Newton, an assistant professor of family medicine in the UAB School of Medicine’s Selma Family Medicine Residency Program, says the idea for the program came to her through her office window. “I would see an RV parked in the lot at the Dallas County Health Department across the street,” she recalls. “I kept thinking about what we could do as a residency program to reach out and connect with our community in need.”
Supported by partners throughout the city, county, and state, the residency program purchased and equipped a 33-foot RV trailer to serve as a mobile family-practice clinic. Outfitted with three exam rooms and a lab, Family Doc in a Bus opened in August 2008 and saw its first patient the following month. Since then, the rolling clinic has made more than 20 trips and treated more than 350 patients through more than 600 patient visits, offering a wide range of care from cancer screenings and ophthalmology services to treatment for diabetes, hypertension, and obesity.
UAB Saddles Up With Special Equestrians
By Caperton Gillett
“Making disabilities disappear.” That’s the motto of the Special Equestrians therapeutic riding program at Indian Springs School. And when the children mount up, it becomes clear that there are no disabilities here, only horseback riders—guiding their steeds through serpentines, picking up rings, throwing beanbags, and performing exercises that belie their physical, cognitive, and emotional challenges.

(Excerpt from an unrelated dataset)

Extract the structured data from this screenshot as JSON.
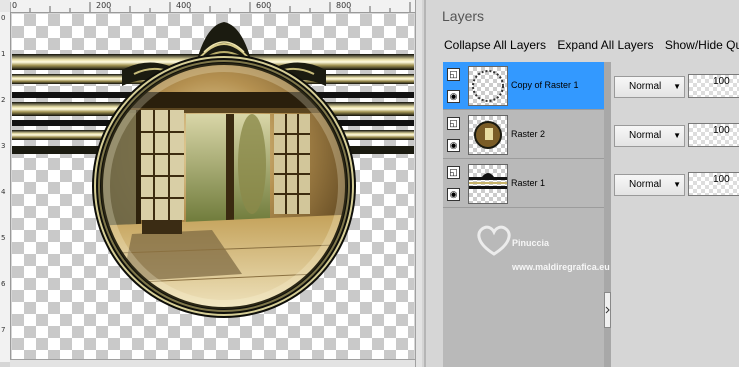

“Horses are amazing,” says Kathleen Claybrook, executive director of Special Equestrians. “Their hip action is almost identical to a person’s, so just by virtue of sitting on a horse, a rider with a physical disability can gain strength and mobility. They can increase their balance and core strength, relax the muscles, stimulate the nerves—you name it, they can do it, just sitting on the horse. And for somebody with a cognitive disability, sometimes it’s the movement that motivates them to do something that they wouldn’t want to do otherwise.”
Brazilians are familiar with green and gold—or at least green and yellow, the colors of their national flag. But they can find other reminders of home at UAB thanks to the Brazilian Student and Scholar Association. Ana Oliveira, one of the group’s leaders and a research associate in the UAB Division of Infectious Diseases, estimates that at least 50 Brazilian families live in the Birmingham area—mainly UAB graduate students, trainees, fellows, and scholars focusing on research and health care. “The opportunity to improve our English and the experience of getting to know American culture in a diverse environment are some of the big pluses of being at UAB,” she says.
The association offers opportunities for Birmingham Brazilians to keep in touch and speak Portuguese, Oliveira says, and the group often gathers to watch soccer games or dance and sing. “We also share our culture at UAB and community events, from the International Bazaar and Food Fair to presentations at public schools,” she adds.
Oliveira notes that Birmingham’s slower pace often surprises new arrivals used to the intense activity of Brazil’s major cities. But she says that Brazilian families quickly see Birmingham’s advantages, including lower costs and less traffic than they would experience in Sao Paulo or Rio de Janeiro.